[Kevin Hall and his colleagues at the National Institute of Diabetes and Digestive and Kidney Diseases] found that the average American wastes 1,400 kilocalories a day. That amounts to 150 trillion kilocalories a year for the country as a whole—about 40% of its food supply, up from 28% in 1974. Producing these wasted calories accounts for more than one-quarter of America’s consumption of freshwater, and also uses about 300m barrels of oil a year. On top of that, a lot of methane (a far more potent greenhouse gas than carbon dioxide) emerges when all this food rots.
Not only is that a huge amount of wasted food, but so much of our water as well as other resources is wasted to produce and transport it. What is interesting is which particular ones account for the waste. Oil and water, both incredibly cheap in the U.S., help point out the contributor to why we can waste so much food: it’s cheap.
It would be interesting to see the distribution of price per calories for the particular foods that were measured. I can postulate that not only is food cheap, but those that are cheaper per calorie (usually the stuff that is bad for you) makes up the majority of the food waste. These foods just happen to be made up of some of the food that is subsidized like corn and soy. Not only do the inputs for production and transportation make the price of food cheap, but the price distortions caused by government subsidies do also.
Intuitively, it would make sense that most of the calories being wasted would be perishable items like fresh produce and meat. However, I argue that such a huge difference in calories consumed and what is being purchased has to have a factor that skews the total amount of calories consumed in the direction of foods that are cheaper per calorie. Fresh produce can easily be saved, (freezing, drying) and I don’t believe we eat enough of it to tip the scale against the large proportion of cheaper caloric foods . Throw in the fact that produce isn’t subsidized, making it more expensive, and therefore, more inherently valuable. Meat (although subsidized to an extent) may be caloric-ally cheaper than produce, but perceptibly more valuable (it is everyone’s favorite isn’t it?) and easy to store as well. (freezing)
You would think that this doesn’t match the trend of rising obesity since more food wasted means less food eaten.

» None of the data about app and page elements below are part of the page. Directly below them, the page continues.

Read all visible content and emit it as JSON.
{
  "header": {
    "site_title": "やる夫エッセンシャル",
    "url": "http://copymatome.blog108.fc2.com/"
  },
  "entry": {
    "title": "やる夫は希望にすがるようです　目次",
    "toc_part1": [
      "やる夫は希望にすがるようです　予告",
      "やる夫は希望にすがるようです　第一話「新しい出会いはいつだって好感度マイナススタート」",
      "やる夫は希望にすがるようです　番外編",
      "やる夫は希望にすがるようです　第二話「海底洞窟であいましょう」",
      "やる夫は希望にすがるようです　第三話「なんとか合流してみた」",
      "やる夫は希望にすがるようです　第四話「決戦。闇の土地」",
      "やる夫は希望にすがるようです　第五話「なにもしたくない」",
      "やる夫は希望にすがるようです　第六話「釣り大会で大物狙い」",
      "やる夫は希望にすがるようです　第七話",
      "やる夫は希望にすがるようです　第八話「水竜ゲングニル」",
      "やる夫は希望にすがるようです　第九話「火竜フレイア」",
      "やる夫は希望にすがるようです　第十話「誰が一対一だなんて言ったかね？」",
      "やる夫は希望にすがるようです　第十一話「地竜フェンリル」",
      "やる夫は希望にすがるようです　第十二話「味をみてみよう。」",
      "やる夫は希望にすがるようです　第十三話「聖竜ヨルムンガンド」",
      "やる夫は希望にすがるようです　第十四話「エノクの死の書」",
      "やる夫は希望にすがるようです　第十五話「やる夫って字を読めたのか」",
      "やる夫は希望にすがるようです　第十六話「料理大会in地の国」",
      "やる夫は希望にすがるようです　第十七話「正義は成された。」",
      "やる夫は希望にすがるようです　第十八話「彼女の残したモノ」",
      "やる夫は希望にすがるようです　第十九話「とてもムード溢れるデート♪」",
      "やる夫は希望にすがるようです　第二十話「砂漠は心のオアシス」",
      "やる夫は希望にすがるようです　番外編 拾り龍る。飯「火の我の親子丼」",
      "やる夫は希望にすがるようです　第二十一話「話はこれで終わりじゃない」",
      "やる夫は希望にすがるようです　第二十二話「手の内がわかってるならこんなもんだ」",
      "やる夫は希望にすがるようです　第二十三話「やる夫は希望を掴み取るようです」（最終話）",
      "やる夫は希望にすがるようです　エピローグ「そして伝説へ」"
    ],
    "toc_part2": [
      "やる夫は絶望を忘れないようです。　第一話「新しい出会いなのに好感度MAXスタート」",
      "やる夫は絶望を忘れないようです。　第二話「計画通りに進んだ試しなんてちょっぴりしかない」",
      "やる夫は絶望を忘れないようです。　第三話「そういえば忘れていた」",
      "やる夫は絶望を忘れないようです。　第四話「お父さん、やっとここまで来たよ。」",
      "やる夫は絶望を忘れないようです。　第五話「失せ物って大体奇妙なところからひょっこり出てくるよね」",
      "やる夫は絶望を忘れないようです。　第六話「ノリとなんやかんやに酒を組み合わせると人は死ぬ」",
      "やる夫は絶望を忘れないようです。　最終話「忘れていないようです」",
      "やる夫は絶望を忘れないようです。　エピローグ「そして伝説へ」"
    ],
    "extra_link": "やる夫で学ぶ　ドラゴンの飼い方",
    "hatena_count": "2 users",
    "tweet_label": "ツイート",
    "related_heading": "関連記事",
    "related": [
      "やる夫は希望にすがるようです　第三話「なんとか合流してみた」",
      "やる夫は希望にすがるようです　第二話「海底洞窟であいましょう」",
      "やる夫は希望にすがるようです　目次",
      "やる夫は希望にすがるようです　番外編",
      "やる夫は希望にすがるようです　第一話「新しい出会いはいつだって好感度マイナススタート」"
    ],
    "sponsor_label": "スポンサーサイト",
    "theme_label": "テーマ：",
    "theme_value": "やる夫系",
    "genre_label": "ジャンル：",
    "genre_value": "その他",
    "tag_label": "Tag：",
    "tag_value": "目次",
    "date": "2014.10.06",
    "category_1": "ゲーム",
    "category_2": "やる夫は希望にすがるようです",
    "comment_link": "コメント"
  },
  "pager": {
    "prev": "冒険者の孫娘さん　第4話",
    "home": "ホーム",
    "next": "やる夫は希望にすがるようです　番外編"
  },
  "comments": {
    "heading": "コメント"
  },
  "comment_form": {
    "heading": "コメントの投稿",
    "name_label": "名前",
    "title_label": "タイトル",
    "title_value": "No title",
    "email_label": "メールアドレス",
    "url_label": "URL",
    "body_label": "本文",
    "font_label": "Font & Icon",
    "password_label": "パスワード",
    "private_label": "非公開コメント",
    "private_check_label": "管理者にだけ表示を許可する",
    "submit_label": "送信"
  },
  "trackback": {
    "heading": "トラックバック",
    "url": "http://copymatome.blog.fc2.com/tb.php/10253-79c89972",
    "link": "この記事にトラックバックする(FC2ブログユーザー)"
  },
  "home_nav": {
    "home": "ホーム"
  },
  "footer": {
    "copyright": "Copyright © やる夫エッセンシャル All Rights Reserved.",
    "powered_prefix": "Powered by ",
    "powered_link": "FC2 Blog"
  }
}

However…
Dr Hall and his colleagues suspect the wastage they have discovered and America’s rising levels of obesity are connected. They suggest what they call the “push effect” of increased food availability and marketing is responsible. The upshot is more food in the waste-bin, as well as more in the stomach.
I think it is safe to say that in order to reduce the waste of not only valuable food, but also of valuable resources, is to internalize the actual cost of what goes into producing the food, which would include increasing water prices for non-essential usage, tax oil, and of course, end corn and soy subsidies, or at least, shift them towards produce.* Not only do we efficiently handle our food supply and natural resources better, (foregone public revenues) but we may also help in trimming peoples waistlines which could in turn reduce healthcare costs.
*Changing buyer behavior, especially for those who are obese and low income, may not significantly change if subsidies were lifted as it is only a fraction for most caloric-ally cheap foods. Moving the subsidies to produce would be able to push prices lower, making incentives for buyers more real without imposing a regressive cost on caloric intake.